Mr Justice Drake said: 'I made it clear earlier this week I personally thought the sentences are too low.
'If as a result of the publicity the Court of Appeal has another look at all these matters, and all the politicians insist on some way of higher sentences, I shall be delighted. I am constrained to take the law as I find it.'
The public, he said, became 'outraged and rightly so' at sentences.
The outcry followed the sentencing of Nicholas Bray, 24, for the manslaughter of Jonathan Roberts, 17.
Jonathan died last September after sprinting to catch Bray, who had left a supermarket in Plymstock, Devon, without paying for a trolleyload of goods.
When the boy caught up with him, Bray punched and kicked him into unconsciousness, and he died later from inhaling his own vomit.
The court was told by a Home Office pathologist that the injuries were not enough to have killed Jonathan directly, and the jury was instructed formally to clear Bray of murder.
Mr Justice Drake referred back to the case at Plymouth Crown Court yesterday after sentencing a defendant to five years for the manslaughter of a man in a nightclub.
The judge's comments were countered by Bray's solicitor, Clive Lambert, who insisted that his client had not got off lightly.
He said: 'Five years' imprisonment may be said to be too lenient for an offender who kicked and punched someone to death, intending to inflict really serious harm.

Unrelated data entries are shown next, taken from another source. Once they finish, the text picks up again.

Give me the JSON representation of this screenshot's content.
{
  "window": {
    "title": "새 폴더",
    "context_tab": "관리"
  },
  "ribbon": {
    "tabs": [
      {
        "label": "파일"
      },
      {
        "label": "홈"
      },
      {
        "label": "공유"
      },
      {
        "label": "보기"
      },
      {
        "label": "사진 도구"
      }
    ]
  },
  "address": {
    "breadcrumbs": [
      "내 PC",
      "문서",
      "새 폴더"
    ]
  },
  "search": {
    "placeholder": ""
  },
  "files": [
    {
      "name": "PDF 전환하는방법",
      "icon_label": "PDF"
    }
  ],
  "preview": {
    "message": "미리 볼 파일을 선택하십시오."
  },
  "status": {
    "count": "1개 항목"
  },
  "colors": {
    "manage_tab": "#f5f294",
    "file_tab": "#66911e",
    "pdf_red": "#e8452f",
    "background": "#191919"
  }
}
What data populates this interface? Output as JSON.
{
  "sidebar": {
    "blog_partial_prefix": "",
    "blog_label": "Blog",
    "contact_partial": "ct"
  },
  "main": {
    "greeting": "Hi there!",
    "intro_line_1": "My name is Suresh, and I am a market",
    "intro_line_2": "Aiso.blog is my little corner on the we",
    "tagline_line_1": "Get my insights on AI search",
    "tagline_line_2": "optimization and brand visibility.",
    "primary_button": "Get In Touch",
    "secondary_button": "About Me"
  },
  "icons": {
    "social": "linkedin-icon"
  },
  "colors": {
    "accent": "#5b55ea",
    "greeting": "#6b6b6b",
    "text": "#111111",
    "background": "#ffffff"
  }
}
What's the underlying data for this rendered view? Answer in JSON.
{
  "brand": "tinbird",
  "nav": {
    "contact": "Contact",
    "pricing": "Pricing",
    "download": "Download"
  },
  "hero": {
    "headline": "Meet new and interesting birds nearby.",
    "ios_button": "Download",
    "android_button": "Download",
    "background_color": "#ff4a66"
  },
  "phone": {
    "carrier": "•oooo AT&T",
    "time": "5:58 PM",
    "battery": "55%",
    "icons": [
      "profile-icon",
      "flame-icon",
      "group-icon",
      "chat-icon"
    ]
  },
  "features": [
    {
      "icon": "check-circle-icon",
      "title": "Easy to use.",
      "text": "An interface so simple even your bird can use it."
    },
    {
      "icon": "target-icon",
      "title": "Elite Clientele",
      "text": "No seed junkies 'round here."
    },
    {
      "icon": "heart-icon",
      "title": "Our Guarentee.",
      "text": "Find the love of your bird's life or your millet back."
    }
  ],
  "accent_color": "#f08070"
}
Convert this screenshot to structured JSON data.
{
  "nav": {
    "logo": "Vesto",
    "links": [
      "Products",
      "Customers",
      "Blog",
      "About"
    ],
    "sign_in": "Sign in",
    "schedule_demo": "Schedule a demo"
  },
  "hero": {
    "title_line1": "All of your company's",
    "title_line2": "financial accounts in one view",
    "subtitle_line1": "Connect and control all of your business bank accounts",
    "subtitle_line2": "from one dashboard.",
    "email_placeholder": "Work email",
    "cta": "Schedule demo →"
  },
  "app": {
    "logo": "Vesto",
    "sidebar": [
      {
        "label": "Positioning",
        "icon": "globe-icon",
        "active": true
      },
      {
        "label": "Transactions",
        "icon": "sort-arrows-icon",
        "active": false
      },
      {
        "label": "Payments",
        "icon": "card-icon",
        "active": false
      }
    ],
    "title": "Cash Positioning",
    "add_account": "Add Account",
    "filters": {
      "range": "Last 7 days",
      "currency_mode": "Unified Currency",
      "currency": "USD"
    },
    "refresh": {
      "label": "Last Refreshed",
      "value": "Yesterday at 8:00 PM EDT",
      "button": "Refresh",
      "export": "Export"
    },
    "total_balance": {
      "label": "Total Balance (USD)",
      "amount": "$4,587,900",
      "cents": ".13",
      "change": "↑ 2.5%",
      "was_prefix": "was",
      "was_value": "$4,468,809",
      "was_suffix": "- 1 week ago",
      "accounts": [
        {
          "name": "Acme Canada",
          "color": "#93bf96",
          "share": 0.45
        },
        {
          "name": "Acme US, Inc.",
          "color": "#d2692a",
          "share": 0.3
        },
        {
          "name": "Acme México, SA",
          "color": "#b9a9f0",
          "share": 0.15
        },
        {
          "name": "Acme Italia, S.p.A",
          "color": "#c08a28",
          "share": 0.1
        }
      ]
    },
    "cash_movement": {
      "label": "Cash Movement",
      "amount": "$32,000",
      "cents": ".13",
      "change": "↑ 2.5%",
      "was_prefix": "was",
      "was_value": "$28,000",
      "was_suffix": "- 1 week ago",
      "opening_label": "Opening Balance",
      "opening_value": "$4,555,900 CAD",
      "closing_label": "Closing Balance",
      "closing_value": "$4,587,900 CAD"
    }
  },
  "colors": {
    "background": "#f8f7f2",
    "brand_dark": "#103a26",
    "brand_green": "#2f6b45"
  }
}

But that is not the case of Andrew Bray.'
Bray, a former soldier, of Lipson, Plymouth, punched the boy only twice and intended no serious harm, Mr Lambert said.Reuse content